Our lovely hostess, Jean Joachim provides the prompts, but this week instead of using one of the original ones she provided, I had to request a different one. Here’s the image I needed. In Lucien’s words, merci beaucoup.
I’m working from my historical romance, The Price of Courage, Book Two of the Canadiana Series.
Thanks to a snowstorm, it took more than three weeks to reach Tadoussac. The shorter days and heavy winter clothing, which hampered their mobility, made it hard to cover more than ten miles a day. Mid-afternoon, the men made camp while they still had daylight and could find what they needed for a fire that would last the night.
Careful to find the canoe a landing place well out of the water to avoid wet feet, they would don the snowshoes necessary to walk on the snowy shore. While Okwaho collected dry birch bark and small, dead branches from spruce trees, Lucien and Yves would find a healthy, thick-branched spruce large enough to make a suitable camping spot. Once they did, they would scout the area and bring back the dry wood to feed the fire from dark until dawn. Only two slept at any time, the third sitting guard on the watch for hungry wolves or cougars.
Digging down to the ground when he could, Okwaho would create a fire pit keeping the side away from the tree high to act as a reflecting wall. While he did. Yves and Lucien would set up the hide tent under the spruce branches to protect them from melting snow. Once the Mohawk had the fire pit ready, he would pile up a mixture of the dry bark he’d found and the dried moss he’d brought with him, and using Lucien’s flint and striker, he would start a fire, feeding it small spruce branches until it was established enough for small logs.

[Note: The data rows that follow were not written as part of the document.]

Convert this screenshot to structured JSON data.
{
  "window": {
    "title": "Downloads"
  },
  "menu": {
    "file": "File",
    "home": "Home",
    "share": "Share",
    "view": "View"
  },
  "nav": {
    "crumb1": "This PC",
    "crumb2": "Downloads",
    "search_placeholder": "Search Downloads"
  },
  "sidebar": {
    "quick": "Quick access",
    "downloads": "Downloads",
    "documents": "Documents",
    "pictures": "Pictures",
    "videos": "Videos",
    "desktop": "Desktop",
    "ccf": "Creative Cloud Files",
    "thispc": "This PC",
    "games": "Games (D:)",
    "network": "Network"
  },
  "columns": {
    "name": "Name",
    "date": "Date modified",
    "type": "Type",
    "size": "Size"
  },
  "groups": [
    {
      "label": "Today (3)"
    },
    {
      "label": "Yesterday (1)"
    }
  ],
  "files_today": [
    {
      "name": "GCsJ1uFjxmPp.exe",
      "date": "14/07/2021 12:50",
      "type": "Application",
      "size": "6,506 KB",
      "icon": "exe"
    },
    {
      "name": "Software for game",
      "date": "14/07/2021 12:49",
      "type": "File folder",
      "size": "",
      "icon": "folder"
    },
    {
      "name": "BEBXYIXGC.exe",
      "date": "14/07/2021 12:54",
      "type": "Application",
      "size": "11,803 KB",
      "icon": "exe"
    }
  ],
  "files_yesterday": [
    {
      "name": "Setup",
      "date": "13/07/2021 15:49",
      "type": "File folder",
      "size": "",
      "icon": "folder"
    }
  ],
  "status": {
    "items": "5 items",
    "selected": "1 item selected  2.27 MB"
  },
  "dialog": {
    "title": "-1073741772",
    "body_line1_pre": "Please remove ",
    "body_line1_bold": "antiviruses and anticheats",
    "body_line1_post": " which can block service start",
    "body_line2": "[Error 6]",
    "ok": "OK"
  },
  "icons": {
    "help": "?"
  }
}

There was nothing better on a cold night than a pipe and a cup of spruce tea, with a shot of caribou, the beverage made by combining red wine, brandy, and maple syrup.
That’s it for this week! Don’t forget to check out all the other posts on Tuesday Tales.